**What you need to do:**
Look through the entries. Copy each line that has the word "subtitle".

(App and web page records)
____________________

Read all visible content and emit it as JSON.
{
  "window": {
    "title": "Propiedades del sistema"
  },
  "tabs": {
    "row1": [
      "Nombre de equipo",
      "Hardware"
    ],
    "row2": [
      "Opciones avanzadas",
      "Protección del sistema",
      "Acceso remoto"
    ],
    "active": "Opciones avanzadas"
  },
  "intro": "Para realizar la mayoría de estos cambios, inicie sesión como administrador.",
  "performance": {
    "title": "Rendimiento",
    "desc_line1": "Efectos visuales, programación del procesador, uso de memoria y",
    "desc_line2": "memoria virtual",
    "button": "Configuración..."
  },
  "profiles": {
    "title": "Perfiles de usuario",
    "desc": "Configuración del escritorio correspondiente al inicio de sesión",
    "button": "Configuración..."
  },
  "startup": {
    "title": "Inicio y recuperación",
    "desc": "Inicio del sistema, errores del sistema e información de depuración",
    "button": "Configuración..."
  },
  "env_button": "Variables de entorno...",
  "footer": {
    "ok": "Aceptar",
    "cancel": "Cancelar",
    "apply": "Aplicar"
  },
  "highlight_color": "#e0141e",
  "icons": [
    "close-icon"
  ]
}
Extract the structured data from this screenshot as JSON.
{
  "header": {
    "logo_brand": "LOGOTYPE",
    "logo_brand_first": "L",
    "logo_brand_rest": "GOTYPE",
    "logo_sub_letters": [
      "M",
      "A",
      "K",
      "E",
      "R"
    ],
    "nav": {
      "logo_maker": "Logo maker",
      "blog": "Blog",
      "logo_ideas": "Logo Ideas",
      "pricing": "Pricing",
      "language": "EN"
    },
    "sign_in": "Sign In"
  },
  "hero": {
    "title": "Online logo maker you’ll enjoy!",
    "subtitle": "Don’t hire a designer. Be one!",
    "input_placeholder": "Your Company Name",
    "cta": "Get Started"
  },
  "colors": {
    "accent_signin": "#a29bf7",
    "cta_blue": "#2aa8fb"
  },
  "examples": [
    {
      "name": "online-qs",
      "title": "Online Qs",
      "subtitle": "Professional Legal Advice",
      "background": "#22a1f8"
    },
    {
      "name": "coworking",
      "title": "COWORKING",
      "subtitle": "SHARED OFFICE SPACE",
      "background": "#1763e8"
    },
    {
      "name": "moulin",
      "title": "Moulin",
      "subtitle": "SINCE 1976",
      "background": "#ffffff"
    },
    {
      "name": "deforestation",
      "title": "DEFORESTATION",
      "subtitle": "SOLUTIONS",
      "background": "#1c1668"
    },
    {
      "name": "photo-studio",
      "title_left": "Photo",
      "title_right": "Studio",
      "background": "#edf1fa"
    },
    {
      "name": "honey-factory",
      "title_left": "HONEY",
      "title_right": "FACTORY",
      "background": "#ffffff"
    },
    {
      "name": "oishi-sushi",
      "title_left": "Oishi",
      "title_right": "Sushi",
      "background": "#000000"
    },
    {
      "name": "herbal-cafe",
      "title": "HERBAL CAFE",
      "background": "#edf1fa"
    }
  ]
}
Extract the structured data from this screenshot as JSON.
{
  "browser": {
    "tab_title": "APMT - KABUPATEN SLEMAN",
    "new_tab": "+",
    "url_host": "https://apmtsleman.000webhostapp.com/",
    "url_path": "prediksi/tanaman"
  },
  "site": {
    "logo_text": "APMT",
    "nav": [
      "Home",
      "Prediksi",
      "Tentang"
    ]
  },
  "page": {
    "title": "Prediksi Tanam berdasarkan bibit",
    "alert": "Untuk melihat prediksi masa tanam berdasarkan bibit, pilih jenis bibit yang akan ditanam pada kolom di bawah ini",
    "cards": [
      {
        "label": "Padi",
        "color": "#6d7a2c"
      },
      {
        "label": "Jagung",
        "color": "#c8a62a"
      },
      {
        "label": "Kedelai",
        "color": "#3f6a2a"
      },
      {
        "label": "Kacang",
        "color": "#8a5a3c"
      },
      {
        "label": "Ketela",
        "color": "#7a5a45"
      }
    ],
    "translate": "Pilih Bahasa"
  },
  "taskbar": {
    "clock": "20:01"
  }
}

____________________

**Answer box:**
    "subtitle": "Don’t hire a designer. Be one!",
      "subtitle": "Professional Legal Advice",
      "subtitle": "SHARED OFFICE SPACE",
      "subtitle": "SINCE 1976",
      "subtitle": "SOLUTIONS",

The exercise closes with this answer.